In times of crisis like these, when people are called upon to protect themselves and others against COVID-19, the majority of office workers stay in the home office. Below, we debunk the common issues you might face, and share some tips on how to work from home.
1. MAKING COLLABORATION WORK FOR YOU, WHEREVER YOU ARE
Remote working offers employees fewer opportunities to talk and network with their colleagues, and some experience it like social isolation. But, there are so many tools and benefits out there today to keep the connections flowing, that it just requires a change in thought from the physical to the virtual job.
Instant messaging and collaboration technology offer instant (video) communication channels for your employees in a secure, connected way that spans devices and locations.
Top tip: Don’t be afraid to have informal chats just like you would have in the office kitchen or at the proverbial water cooler! Or even schedule a 15-minute remote coffee break with a work colleague to catch up on your day / programmes!
2. NAVIGATING VIRTUAL CONNECTIONS
Over 60% of home workers report that the biggest challenges they face in virtual meetings are interruptions / being talked over, or technical issues interfering with connectivity.
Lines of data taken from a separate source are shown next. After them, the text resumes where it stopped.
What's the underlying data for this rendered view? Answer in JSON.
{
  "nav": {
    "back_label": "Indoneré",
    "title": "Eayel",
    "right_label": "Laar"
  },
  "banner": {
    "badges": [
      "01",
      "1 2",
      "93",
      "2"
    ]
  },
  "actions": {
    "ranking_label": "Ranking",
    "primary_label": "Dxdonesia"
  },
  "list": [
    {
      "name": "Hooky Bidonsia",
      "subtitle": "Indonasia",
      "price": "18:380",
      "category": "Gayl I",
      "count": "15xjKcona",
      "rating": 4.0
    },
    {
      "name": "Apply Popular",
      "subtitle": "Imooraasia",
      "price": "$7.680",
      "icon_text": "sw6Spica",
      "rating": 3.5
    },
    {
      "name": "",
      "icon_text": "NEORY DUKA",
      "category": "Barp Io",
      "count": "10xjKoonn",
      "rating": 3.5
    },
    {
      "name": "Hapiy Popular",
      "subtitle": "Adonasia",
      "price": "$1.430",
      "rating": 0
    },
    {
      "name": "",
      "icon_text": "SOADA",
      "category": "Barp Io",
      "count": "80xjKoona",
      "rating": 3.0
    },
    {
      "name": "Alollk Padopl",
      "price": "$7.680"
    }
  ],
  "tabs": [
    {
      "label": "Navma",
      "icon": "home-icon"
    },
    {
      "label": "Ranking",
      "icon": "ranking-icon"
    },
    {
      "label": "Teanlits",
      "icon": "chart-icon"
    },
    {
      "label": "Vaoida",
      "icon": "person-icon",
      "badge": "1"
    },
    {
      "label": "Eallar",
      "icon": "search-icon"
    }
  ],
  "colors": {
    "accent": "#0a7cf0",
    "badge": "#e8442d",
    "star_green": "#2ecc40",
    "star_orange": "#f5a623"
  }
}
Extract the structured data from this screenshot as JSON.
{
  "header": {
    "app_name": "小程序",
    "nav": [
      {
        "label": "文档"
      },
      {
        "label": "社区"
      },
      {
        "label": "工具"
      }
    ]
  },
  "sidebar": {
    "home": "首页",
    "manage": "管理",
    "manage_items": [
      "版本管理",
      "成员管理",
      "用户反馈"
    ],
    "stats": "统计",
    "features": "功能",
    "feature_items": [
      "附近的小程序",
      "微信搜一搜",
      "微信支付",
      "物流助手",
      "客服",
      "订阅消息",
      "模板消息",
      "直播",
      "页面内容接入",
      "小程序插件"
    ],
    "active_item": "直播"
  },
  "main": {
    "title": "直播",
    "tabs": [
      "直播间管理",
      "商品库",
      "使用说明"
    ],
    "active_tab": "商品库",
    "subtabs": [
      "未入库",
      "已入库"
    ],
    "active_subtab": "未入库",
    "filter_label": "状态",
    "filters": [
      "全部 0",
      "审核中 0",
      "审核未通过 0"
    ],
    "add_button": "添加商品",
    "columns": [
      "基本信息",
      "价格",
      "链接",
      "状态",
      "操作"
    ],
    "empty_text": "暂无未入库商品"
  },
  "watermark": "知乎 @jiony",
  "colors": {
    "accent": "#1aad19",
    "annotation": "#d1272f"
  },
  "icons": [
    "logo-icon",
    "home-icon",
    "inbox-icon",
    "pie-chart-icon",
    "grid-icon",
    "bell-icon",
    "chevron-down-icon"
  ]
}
But there’s no need to let your lack of physicality impact how you would normally contribute to a meeting.
Make sure you have prepped and tested your collaboration tools in advance to avoid live issues on the job – many systems have test features for this very reason.
Top tip: If hosting a meeting virtually feels unnatural to you, start the meeting by agreeing processes or a system to ensure the people involved gets an equal amount of time to speak, and follow an agenda to keep focused.
3. MANAGING WORK-HOME BOUNDARIES
Teleworkers operating their job from a home office or remotely often find that the lack of a physical and psychological separation between their personal and professional domains can cloud the expectations on both sides.
Whilst it is an adjustment for everyone, the easiest way to approach this is to be open about your plans, so that your housemates / family / people know in advance what to expect, and that instances such as a closed door mean do not disturb while working, for example.
Top tip: Set your working hours during the week, and keep to them. That includes getting dressed in the morning, and setting yourself reasonable break times throughout the day to allow for personal responsibilities – the rest of the time is focused on your job.
4. STAYING PRODUCTIVE ON YOUR OWN
There can often be hesitation around flexible work arrangements and productivity, with managers and employers unduly worried that job performance will suffer if their employees aren’t closely monitored.
The good news is that statistics show that companies that allow remote working have 25% lower employee turnover than those that don’t – so once the trust is there, it rewards itself! But if your employer or company is one of those who still needs convincing, then set up regular check-ins and KPIs, so that your productivity is proven by results rather than being “seen to be available.”
If you struggle with self-motivation as a home office worker, then try defining a ‘working zone’ – this can be your office desk, or a space at your kitchen table, or even in your garden – just somewhere that you associate with getting work done.
Top tip: Try working in a different room to where you will start / end your day, so you can have a psychological transition ‘to’ and ‘from’ work.